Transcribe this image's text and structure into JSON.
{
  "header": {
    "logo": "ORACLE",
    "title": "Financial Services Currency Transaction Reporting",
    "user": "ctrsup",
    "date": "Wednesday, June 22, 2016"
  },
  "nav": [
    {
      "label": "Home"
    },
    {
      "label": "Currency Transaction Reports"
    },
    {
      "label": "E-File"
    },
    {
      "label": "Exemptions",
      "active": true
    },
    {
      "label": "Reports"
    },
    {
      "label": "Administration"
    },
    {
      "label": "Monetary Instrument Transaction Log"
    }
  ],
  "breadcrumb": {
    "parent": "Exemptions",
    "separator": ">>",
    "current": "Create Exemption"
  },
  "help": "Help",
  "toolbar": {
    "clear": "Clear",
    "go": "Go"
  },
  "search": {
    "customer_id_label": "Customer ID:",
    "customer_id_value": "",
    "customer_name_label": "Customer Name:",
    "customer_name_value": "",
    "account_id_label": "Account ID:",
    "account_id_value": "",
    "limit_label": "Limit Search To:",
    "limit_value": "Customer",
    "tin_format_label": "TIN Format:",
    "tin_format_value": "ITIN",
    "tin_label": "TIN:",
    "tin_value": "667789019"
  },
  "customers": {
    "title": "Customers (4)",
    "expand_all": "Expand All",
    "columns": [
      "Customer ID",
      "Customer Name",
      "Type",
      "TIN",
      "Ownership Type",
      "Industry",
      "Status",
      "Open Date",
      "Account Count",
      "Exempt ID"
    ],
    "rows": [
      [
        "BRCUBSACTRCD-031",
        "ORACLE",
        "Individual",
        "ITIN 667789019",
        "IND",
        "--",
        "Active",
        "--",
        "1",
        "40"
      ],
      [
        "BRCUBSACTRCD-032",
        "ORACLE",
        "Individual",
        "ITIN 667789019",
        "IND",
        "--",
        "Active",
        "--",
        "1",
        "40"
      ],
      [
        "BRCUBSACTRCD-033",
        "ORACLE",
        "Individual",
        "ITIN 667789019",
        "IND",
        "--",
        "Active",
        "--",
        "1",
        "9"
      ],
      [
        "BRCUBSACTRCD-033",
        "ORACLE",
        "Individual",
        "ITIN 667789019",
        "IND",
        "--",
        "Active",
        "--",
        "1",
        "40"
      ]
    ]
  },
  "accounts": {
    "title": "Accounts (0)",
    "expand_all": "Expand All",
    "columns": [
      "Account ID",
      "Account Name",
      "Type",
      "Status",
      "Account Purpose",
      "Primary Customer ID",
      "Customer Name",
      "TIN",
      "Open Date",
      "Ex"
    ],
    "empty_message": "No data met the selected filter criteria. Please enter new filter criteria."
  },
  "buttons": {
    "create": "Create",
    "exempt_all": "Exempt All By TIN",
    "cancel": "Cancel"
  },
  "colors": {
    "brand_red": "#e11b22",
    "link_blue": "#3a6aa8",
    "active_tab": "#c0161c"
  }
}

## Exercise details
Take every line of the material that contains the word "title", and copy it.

## Expected answer
    "title": "Financial Services Currency Transaction Reporting",
    "title": "Customers (4)",
    "title": "Accounts (0)",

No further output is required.